Articles

The Tax Increase Prevention Act of 2014

Posted on: December 22, 2014 by Richard L. Hawkins, Blake Salamon

The U.S. House of Representatives and the U.S. Senate have approved H.R. 5771, the Tax Increase Prevention Act of 2014, which extends almost all of the tax incentives that expired on December 31, 2013. President Obama signed H.R. 5771 into law on Saturday, December 20. The $42 billion in reinstated tax incentives can only be claimed for the 2014 tax year which will be fortunate for millions of businesses and individuals.

The following are the highlights for businesses:

  • Election to Deduct Depreciable Business Assets. Increases expensing limitations and treatment of certain real property as section 179 property. Businesses can deduct up to $500,000 used to purchase assets placed in service before 2015.
  • Bonus Depreciation. The return of 50% bonus depreciation on eligible assets which allows a company to deduct half the cost of new capital purchases in the first year.
  • Fifteen-Year Straight Line Depreciation for Qualified Leasehold Improvements. 15-year straight line recovery periods for qualified leasehold, restaurant, and retail property improvements. This creates a 15-year depreciation life for certain property.
  • Research Credit. Reinstatement of the R&D tax credit which applies to qualified research expenses incurred throughDecember 31, 2014.
  • Temporary Exclusion of Gain on Small Business Stock. Bill extends exclusion from income of 100% of gain on sale of certain small business stock. Various rules apply and the stock needs to be held for more than five years.
  • Shortened Recognition Period for Certain Built-in Gains of S Corporations. Reduction in S corporation recognition period for built-in gains tax. For businesses that convert to an S corporation, the conversion is not a taxable event. However, following the conversion, the business must hold its assets for ten years to avoid a tax on any built-in gains existing at the time of conversion. This period has been reduced to five years.
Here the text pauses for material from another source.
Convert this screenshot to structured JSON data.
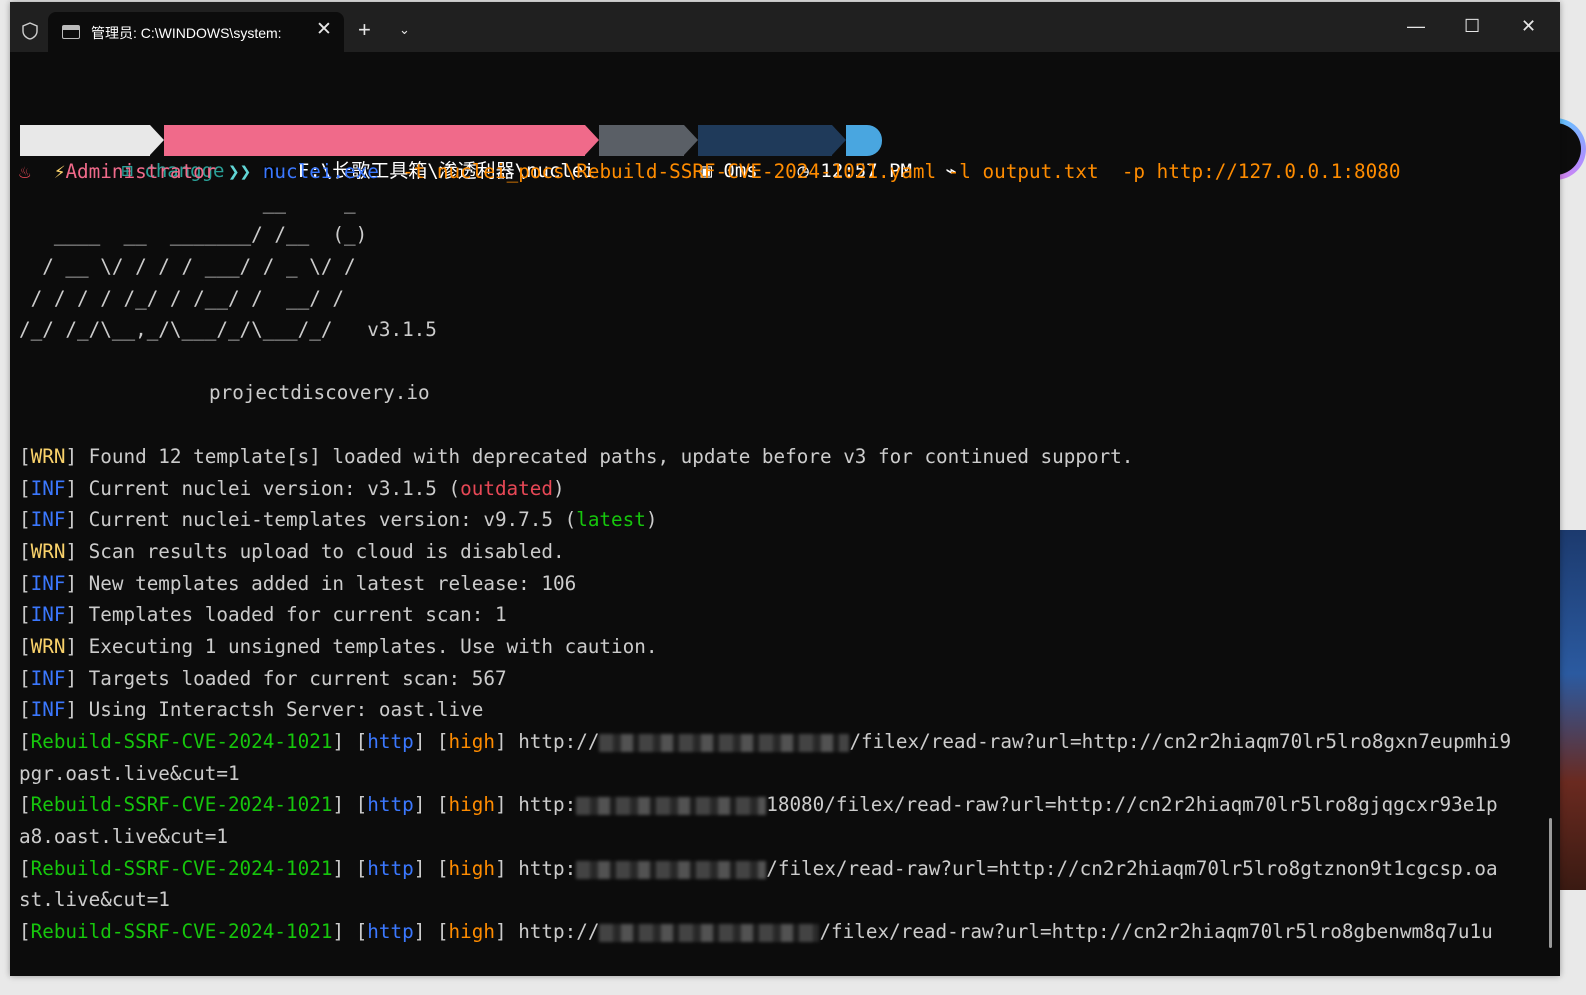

The following are the highlights for individuals:

  • Tax-Free Distribution from IRAs. Tax free distributions from IRAs to certain public charities for individuals age 70 ½ or older, not to exceed $100,000 per taxpayer per year.
  • Election to Deduct State and Local General Sales Taxes in Lieu of State and Local Income Taxes. Allows individuals who live in states without an income tax to deduct state and local sales taxes on their federal returns.
  • Qualified Tuition Expenses. Above-the-line deduction for qualified tuition and related expenses.
  • Above the Line Deduction for Teacher's Expenses. Reinstatement of the tax deduction for teachers who pay out of pocket for classroom supplies.
  • Credit for Non-Business Energy Property. Credit for certain non-business energy property. This is a credit up to $500 for home energy efficiency retrofits that help consumers afford efficiency upgrades, including water heaters, boilers, and furnaces.